#### Task description
Leave out the pictures and print the records below exactly.

┌──

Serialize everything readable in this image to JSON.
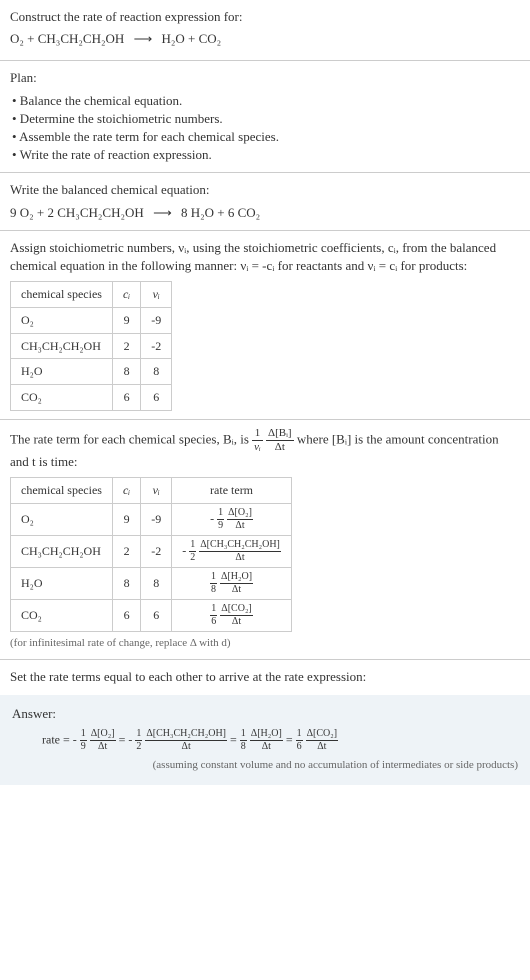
{
  "title": "Construct the rate of reaction expression for:",
  "initial_equation": {
    "lhs": "O₂ + CH₃CH₂CH₂OH",
    "arrow": "⟶",
    "rhs": "H₂O + CO₂"
  },
  "plan_label": "Plan:",
  "plan_items": [
    "• Balance the chemical equation.",
    "• Determine the stoichiometric numbers.",
    "• Assemble the rate term for each chemical species.",
    "• Write the rate of reaction expression."
  ],
  "balanced_label": "Write the balanced chemical equation:",
  "balanced_equation": {
    "lhs": "9 O₂ + 2 CH₃CH₂CH₂OH",
    "arrow": "⟶",
    "rhs": "8 H₂O + 6 CO₂"
  },
  "stoich_text_1": "Assign stoichiometric numbers, νᵢ, using the stoichiometric coefficients, cᵢ, from the balanced chemical equation in the following manner: νᵢ = -cᵢ for reactants and νᵢ = cᵢ for products:",
  "table1": {
    "headers": [
      "chemical species",
      "cᵢ",
      "νᵢ"
    ],
    "rows": [
      [
        "O₂",
        "9",
        "-9"
      ],
      [
        "CH₃CH₂CH₂OH",
        "2",
        "-2"
      ],
      [
        "H₂O",
        "8",
        "8"
      ],
      [
        "CO₂",
        "6",
        "6"
      ]
    ]
  },
  "rate_term_text_1": "The rate term for each chemical species, Bᵢ, is",
  "rate_term_text_2": "where [Bᵢ] is the amount concentration and t is time:",
  "rate_frac_main": {
    "num1": "1",
    "den1": "νᵢ",
    "num2": "Δ[Bᵢ]",
    "den2": "Δt"
  },
  "table2": {
    "headers": [
      "chemical species",
      "cᵢ",
      "νᵢ",
      "rate term"
    ],
    "rows": [
      {
        "species": "O₂",
        "c": "9",
        "v": "-9",
        "sign": "-",
        "coef_num": "1",
        "coef_den": "9",
        "delta_num": "Δ[O₂]",
        "delta_den": "Δt"
      },
      {
        "species": "CH₃CH₂CH₂OH",
        "c": "2",
        "v": "-2",
        "sign": "-",
        "coef_num": "1",
        "coef_den": "2",
        "delta_num": "Δ[CH₃CH₂CH₂OH]",
        "delta_den": "Δt"
      },
      {
        "species": "H₂O",
        "c": "8",
        "v": "8",
        "sign": "",
        "coef_num": "1",
        "coef_den": "8",
        "delta_num": "Δ[H₂O]",
        "delta_den": "Δt"
      },
      {
        "species": "CO₂",
        "c": "6",
        "v": "6",
        "sign": "",
        "coef_num": "1",
        "coef_den": "6",
        "delta_num": "Δ[CO₂]",
        "delta_den": "Δt"
      }
    ]
  },
  "infinitesimal_note": "(for infinitesimal rate of change, replace Δ with d)",
  "final_text": "Set the rate terms equal to each other to arrive at the rate expression:",
  "answer_label": "Answer:",
  "answer_terms": [
    {
      "prefix": "rate = -",
      "cn": "1",
      "cd": "9",
      "dn": "Δ[O₂]",
      "dd": "Δt"
    },
    {
      "prefix": " = -",
      "cn": "1",
      "cd": "2",
      "dn": "Δ[CH₃CH₂CH₂OH]",
      "dd": "Δt"
    },
    {
      "prefix": " = ",
      "cn": "1",
      "cd": "8",
      "dn": "Δ[H₂O]",
      "dd": "Δt"
    },
    {
      "prefix": " = ",
      "cn": "1",
      "cd": "6",
      "dn": "Δ[CO₂]",
      "dd": "Δt"
    }
  ],
  "answer_note": "(assuming constant volume and no accumulation of intermediates or side products)"
}
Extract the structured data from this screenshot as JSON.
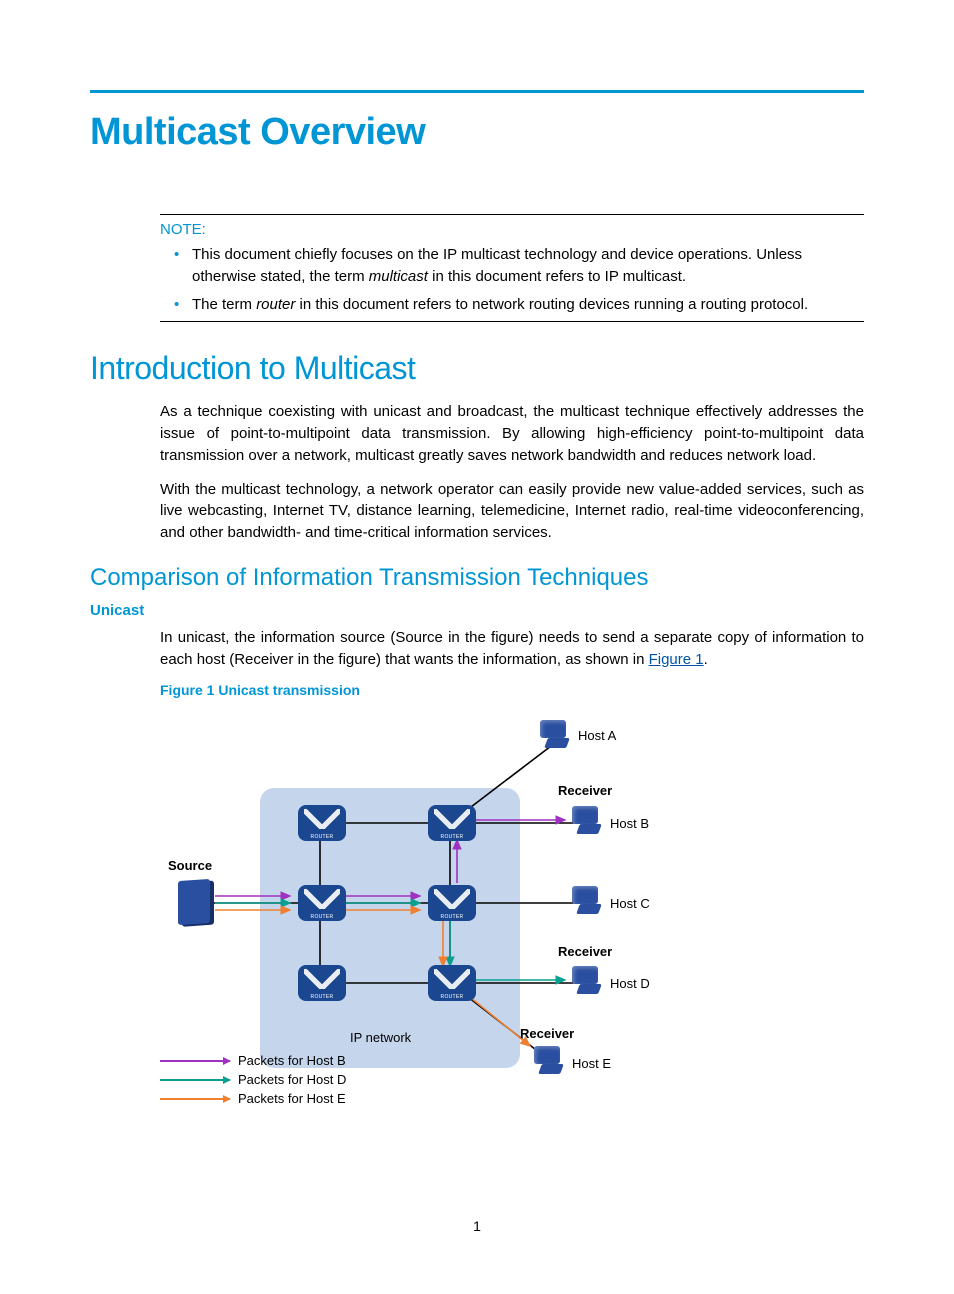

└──

#### Task solution
Serialize everything readable in this image to JSON.
{
  "title": "Construct the rate of reaction expression for:",
  "initial_equation": {
    "lhs": "O₂ + CH₃CH₂CH₂OH",
    "arrow": "⟶",
    "rhs": "H₂O + CO₂"
  },
  "plan_label": "Plan:",
  "plan_items": [
    "• Balance the chemical equation.",
    "• Determine the stoichiometric numbers.",
    "• Assemble the rate term for each chemical species.",
    "• Write the rate of reaction expression."
  ],
  "balanced_label": "Write the balanced chemical equation:",
  "balanced_equation": {
    "lhs": "9 O₂ + 2 CH₃CH₂CH₂OH",
    "arrow": "⟶",
    "rhs": "8 H₂O + 6 CO₂"
  },
  "stoich_text_1": "Assign stoichiometric numbers, νᵢ, using the stoichiometric coefficients, cᵢ, from the balanced chemical equation in the following manner: νᵢ = -cᵢ for reactants and νᵢ = cᵢ for products:",
  "table1": {
    "headers": [
      "chemical species",
      "cᵢ",
      "νᵢ"
    ],
    "rows": [
      [
        "O₂",
        "9",
        "-9"
      ],
      [
        "CH₃CH₂CH₂OH",
        "2",
        "-2"
      ],
      [
        "H₂O",
        "8",
        "8"
      ],
      [
        "CO₂",
        "6",
        "6"
      ]
    ]
  },
  "rate_term_text_1": "The rate term for each chemical species, Bᵢ, is",
  "rate_term_text_2": "where [Bᵢ] is the amount concentration and t is time:",
  "rate_frac_main": {
    "num1": "1",
    "den1": "νᵢ",
    "num2": "Δ[Bᵢ]",
    "den2": "Δt"
  },
  "table2": {
    "headers": [
      "chemical species",
      "cᵢ",
      "νᵢ",
      "rate term"
    ],
    "rows": [
      {
        "species": "O₂",
        "c": "9",
        "v": "-9",
        "sign": "-",
        "coef_num": "1",
        "coef_den": "9",
        "delta_num": "Δ[O₂]",
        "delta_den": "Δt"
      },
      {
        "species": "CH₃CH₂CH₂OH",
        "c": "2",
        "v": "-2",
        "sign": "-",
        "coef_num": "1",
        "coef_den": "2",
        "delta_num": "Δ[CH₃CH₂CH₂OH]",
        "delta_den": "Δt"
      },
      {
        "species": "H₂O",
        "c": "8",
        "v": "8",
        "sign": "",
        "coef_num": "1",
        "coef_den": "8",
        "delta_num": "Δ[H₂O]",
        "delta_den": "Δt"
      },
      {
        "species": "CO₂",
        "c": "6",
        "v": "6",
        "sign": "",
        "coef_num": "1",
        "coef_den": "6",
        "delta_num": "Δ[CO₂]",
        "delta_den": "Δt"
      }
    ]
  },
  "infinitesimal_note": "(for infinitesimal rate of change, replace Δ with d)",
  "final_text": "Set the rate terms equal to each other to arrive at the rate expression:",
  "answer_label": "Answer:",
  "answer_terms": [
    {
      "prefix": "rate = -",
      "cn": "1",
      "cd": "9",
      "dn": "Δ[O₂]",
      "dd": "Δt"
    },
    {
      "prefix": " = -",
      "cn": "1",
      "cd": "2",
      "dn": "Δ[CH₃CH₂CH₂OH]",
      "dd": "Δt"
    },
    {
      "prefix": " = ",
      "cn": "1",
      "cd": "8",
      "dn": "Δ[H₂O]",
      "dd": "Δt"
    },
    {
      "prefix": " = ",
      "cn": "1",
      "cd": "6",
      "dn": "Δ[CO₂]",
      "dd": "Δt"
    }
  ],
  "answer_note": "(assuming constant volume and no accumulation of intermediates or side products)"
}
Extract the structured data from this screenshot as JSON.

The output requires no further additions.